Anand Dass
3 min readOct 26, 2018


Vulnerable |ˈvəln(ə)rəb(ə)l| adjective; susceptible to physical or emotional attack or harm

I don’t know about you, but I find it hard to be vulnerable in my professional life. Feeling vulnerable is scary. Because it feels like a loss of control.

It feels like a loss of control because being vulnerable opens the door to judgement. Judgment that others won’t like what they hear and see. That I will get feedback that I won’t like. At least, that’s the story I told myself.

I had to make a decision

Last year, I was compelled to make a decision if I was OK being vulnerable.

I had recently joined Facebook after spending 5 years working at various startups. After 6 months at Facebook, I got feedback that my interactions were transactional and that I wasn’t actively seeking to collaborate with others to get feedback. It was like a punch to my gut.

Copyright: Alex Proimos

Acknowledging underlying emotions

My defense mechanism kicked-in. I mothballed the feedback under “large company B.S”.

Then, I attributed it to learned helplessness.

I told others that founders learn to get shit done with no resources. Time is the only currency a founder doesn’t have. There is no one to go to for help. The fastest way to get any outcome is to go do something. Even if it means doing something small and alone. I believed that this is THE way to operate and win. Therein lay the danger.

Dogmas have the power to harm

They prevent us from taking a fact based approach to solving problem.

I felt that asking for help meant that I couldn’t get something done by myself. I was afraid of losing my sense of accomplishment and pride. I would no longer be the Superman in my story. What if they had feedback for me that ran counter to my beliefs? It was as if I wanted to preserve my misplaced self-perception of superiority.

Notice the feelings; fear, unhealthy pride, blind-spot inducing urgency.

None of these are healthy underlying emotions. So how do you build positive, underlying emotions?

Vulnerability creates a positive feedback loop

As counterintuitive as it sounds, by being vulnerable we have the opportunity to create a feedback loop to build positive underlying emotions.

Copyright: PGCAP

By being open, transparent and sharing publicly how I felt privately, I could build a direct and continual channel for feedback. Constantly seeking feedback helps adapt pre-existing mental models.That is powerful.

Strength is to vulnerability as winning is to practice.

It’s like forging a sword in the fire; one couldn’t come into being without the other. They are two sides of the same coin.
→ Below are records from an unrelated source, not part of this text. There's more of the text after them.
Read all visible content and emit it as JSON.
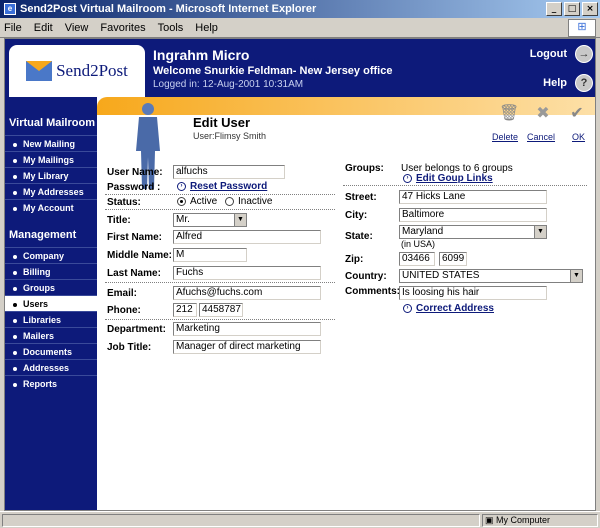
{
  "window": {
    "title": "Send2Post Virtual Mailroom - Microsoft Internet Explorer",
    "app_icon": "e",
    "btn_min": "_",
    "btn_max": "□",
    "btn_close": "×"
  },
  "menu": {
    "items": [
      "File",
      "Edit",
      "View",
      "Favorites",
      "Tools",
      "Help"
    ]
  },
  "header": {
    "logo_text": "Send2Post",
    "company": "Ingrahm Micro",
    "welcome": "Welcome Snurkie Feldman- New Jersey office",
    "logged_in": "Logged in: 12-Aug-2001 10:31AM",
    "logout": "Logout",
    "help": "Help",
    "logout_icon": "→",
    "help_icon": "?"
  },
  "sidebar": {
    "section1": "Virtual Mailroom",
    "items1": [
      "New Mailing",
      "My Mailings",
      "My Library",
      "My Addresses",
      "My Account"
    ],
    "section2": "Management",
    "items2": [
      "Company",
      "Billing",
      "Groups",
      "Users",
      "Libraries",
      "Mailers",
      "Documents",
      "Addresses",
      "Reports"
    ],
    "active": "Users"
  },
  "page": {
    "title": "Edit User",
    "subtitle": "User:Flimsy Smith",
    "delete": "Delete",
    "cancel": "Cancel",
    "ok": "OK",
    "delete_icon": "🗑",
    "cancel_icon": "✖",
    "ok_icon": "✔"
  },
  "form": {
    "username_label": "User Name:",
    "username": "alfuchs",
    "password_label": "Password :",
    "reset_password": "Reset Password",
    "status_label": "Status:",
    "status_active": "Active",
    "status_inactive": "Inactive",
    "status_value": "Active",
    "title_label": "Title:",
    "title": "Mr.",
    "first_label": "First Name:",
    "first": "Alfred",
    "middle_label": "Middle Name:",
    "middle": "M",
    "last_label": "Last Name:",
    "last": "Fuchs",
    "email_label": "Email:",
    "email": "Afuchs@fuchs.com",
    "phone_label": "Phone:",
    "phone_area": "212",
    "phone_number": "4458787",
    "department_label": "Department:",
    "department": "Marketing",
    "jobtitle_label": "Job Title:",
    "jobtitle": "Manager of direct marketing",
    "groups_label": "Groups:",
    "groups_text": "User belongs to 6 groups",
    "edit_groups": "Edit Goup Links",
    "street_label": "Street:",
    "street": "47 Hicks Lane",
    "city_label": "City:",
    "city": "Baltimore",
    "state_label": "State:",
    "state": "Maryland",
    "state_note": "(in USA)",
    "zip_label": "Zip:",
    "zip1": "03466",
    "zip2": "6099",
    "country_label": "Country:",
    "country": "UNITED STATES",
    "comments_label": "Comments:",
    "comments": "Is loosing his hair",
    "correct_address": "Correct Address",
    "link_icon": "›"
  },
  "statusbar": {
    "zone": "My Computer"
  }
}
Deep down we are all afraid; we tell ourselves stories of everything that could go wrong if we are open and vulnerable. It’s OK to feel that way; I know I do. But not addressing that fear head on is like driving with one foot on the brake and one on the gas.

If you have read this far, then I have a question for you :-)

What are some “safe” ways to experiment with being open and vulnerable that have worked for you?



Anand Dass

Metaverse Content @Meta. Prev:Postmates. Co-Founder@Filestack, YC, MIT, McK. Builder, Scaler, Fixer, Father. Founders DM Qns Here to help!